Expansion of the DataOps Tools Landscape
Some organizations try to implement DataOps from scratch using DevOps and workflow tools, however, this approach overlooks the unique requirements of data analytics automation: management of the data factory, creative managed-chaos of self-service analytics, wide divergence in toolchains, meta-orchestrations spanning toolchains, complexity in dev environments, data observability, and the predisposition against software complexity among data professionals. Expect 2021 to bring new DataOps tools and solutions to the market that address the unique needs of data scientists and analytics creation. We expect to see DataOps solutions attracting unprecedented venture investment and existing players adding features that tailor their offering to the data analytics market. Should be fun to watch.

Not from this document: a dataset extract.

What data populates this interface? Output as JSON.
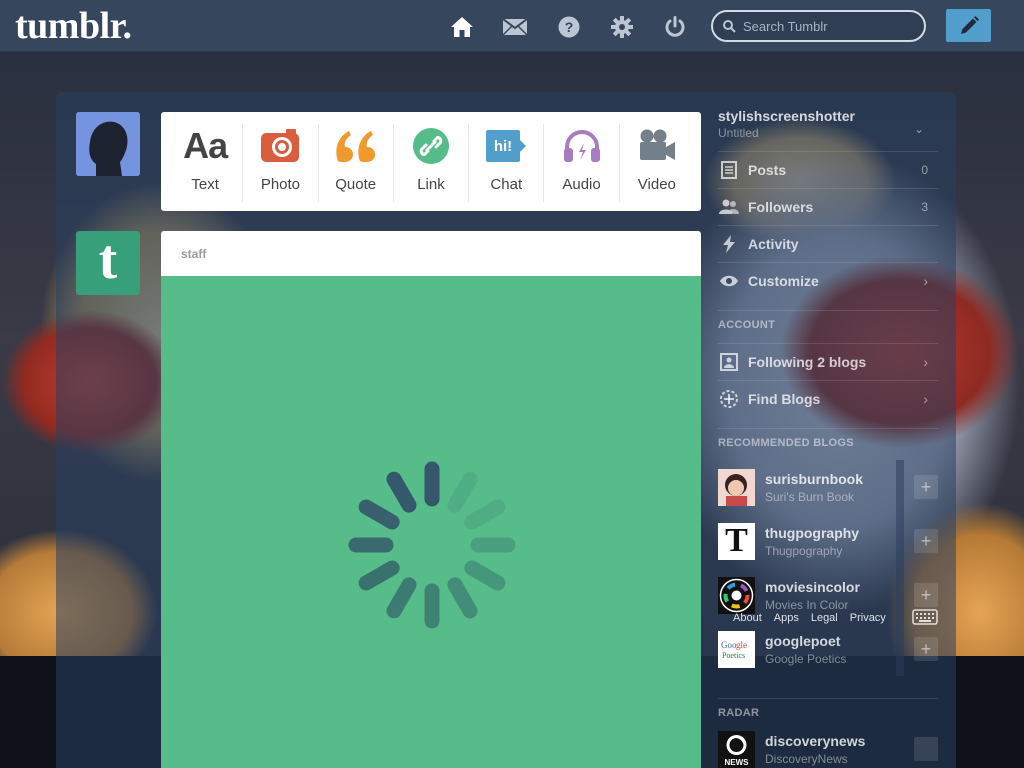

2020 was a tumultuous year. Strategic plans that were approved in late 2019 had to be scrapped amidst tremendous economic uncertainty. As data professionals, we know that data-driven decision making is now more critical than ever. Data analytics can serve as a company’s most valuable tool when navigating a rapidly evolving environment. Data-analytics teams are one of a company’s most valuable assets. DataOps helps data organizations increase productivity, improve responsiveness, and deliver insights that shed light on the challenges ahead.